## YOUR OBJECTIVE
Please repeat the entries word for word and keep the images out.

Page and application data records
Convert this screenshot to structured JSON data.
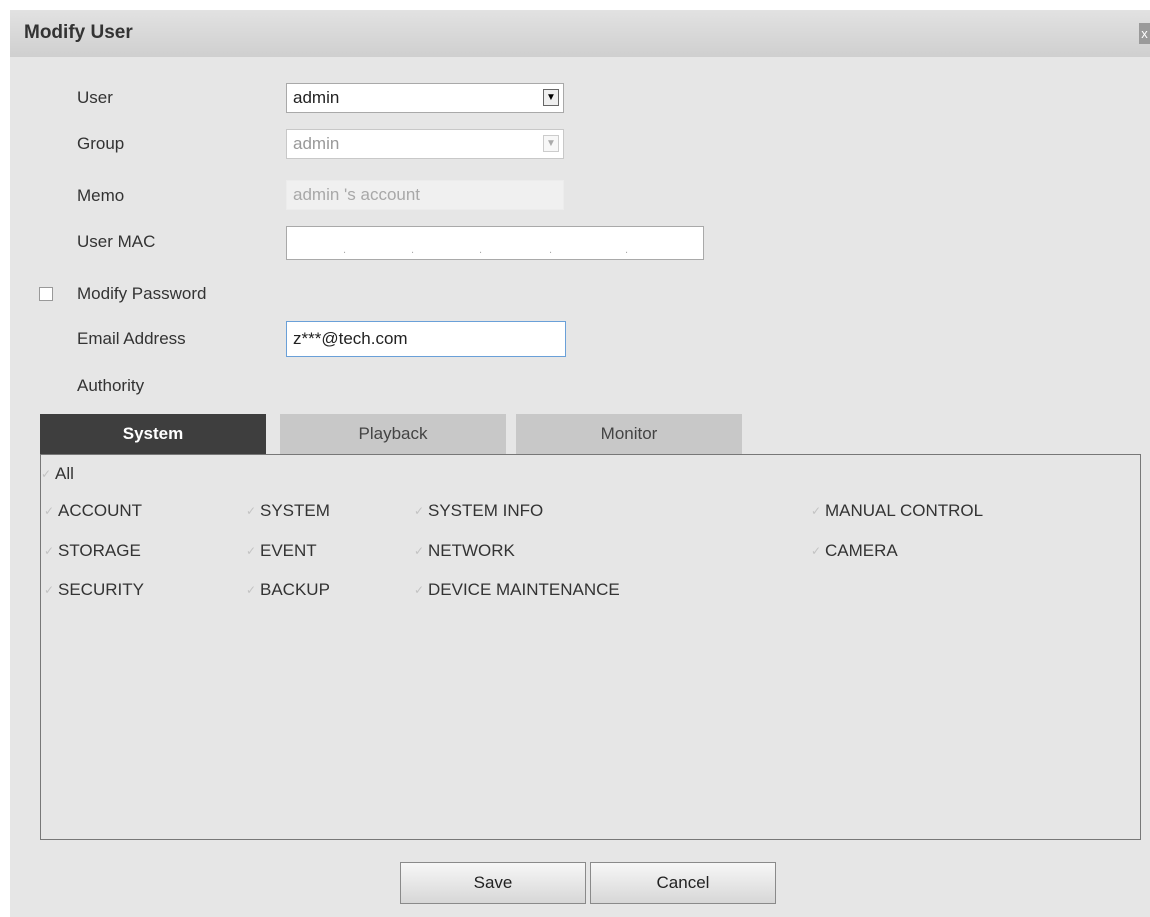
{
  "dialog": {
    "title": "Modify User",
    "close_glyph": "x"
  },
  "form": {
    "user": {
      "label": "User",
      "value": "admin"
    },
    "group": {
      "label": "Group",
      "value": "admin"
    },
    "memo": {
      "label": "Memo",
      "value": "admin 's account"
    },
    "user_mac": {
      "label": "User MAC",
      "separators": [
        ".",
        ".",
        ".",
        ".",
        "."
      ]
    },
    "modify_password": {
      "label": "Modify Password",
      "checked": false
    },
    "email": {
      "label": "Email Address",
      "value": "z***@tech.com"
    },
    "authority": {
      "label": "Authority"
    }
  },
  "tabs": [
    {
      "label": "System",
      "active": true
    },
    {
      "label": "Playback",
      "active": false
    },
    {
      "label": "Monitor",
      "active": false
    }
  ],
  "permissions": {
    "all": "All",
    "items": [
      "ACCOUNT",
      "SYSTEM",
      "SYSTEM INFO",
      "MANUAL CONTROL",
      "STORAGE",
      "EVENT",
      "NETWORK",
      "CAMERA",
      "SECURITY",
      "BACKUP",
      "DEVICE MAINTENANCE"
    ],
    "check_glyph": "✓"
  },
  "buttons": {
    "save": "Save",
    "cancel": "Cancel"
  },
  "icons": {
    "dropdown": "chevron-down-icon",
    "close": "close-icon",
    "check": "check-icon"
  }
}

## ANSWER SPACE
Convert this screenshot to structured JSON data.
{
  "dialog": {
    "title": "Modify User",
    "close_glyph": "x"
  },
  "form": {
    "user": {
      "label": "User",
      "value": "admin"
    },
    "group": {
      "label": "Group",
      "value": "admin"
    },
    "memo": {
      "label": "Memo",
      "value": "admin 's account"
    },
    "user_mac": {
      "label": "User MAC",
      "separators": [
        ".",
        ".",
        ".",
        ".",
        "."
      ]
    },
    "modify_password": {
      "label": "Modify Password",
      "checked": false
    },
    "email": {
      "label": "Email Address",
      "value": "z***@tech.com"
    },
    "authority": {
      "label": "Authority"
    }
  },
  "tabs": [
    {
      "label": "System",
      "active": true
    },
    {
      "label": "Playback",
      "active": false
    },
    {
      "label": "Monitor",
      "active": false
    }
  ],
  "permissions": {
    "all": "All",
    "items": [
      "ACCOUNT",
      "SYSTEM",
      "SYSTEM INFO",
      "MANUAL CONTROL",
      "STORAGE",
      "EVENT",
      "NETWORK",
      "CAMERA",
      "SECURITY",
      "BACKUP",
      "DEVICE MAINTENANCE"
    ],
    "check_glyph": "✓"
  },
  "buttons": {
    "save": "Save",
    "cancel": "Cancel"
  },
  "icons": {
    "dropdown": "chevron-down-icon",
    "close": "close-icon",
    "check": "check-icon"
  }
}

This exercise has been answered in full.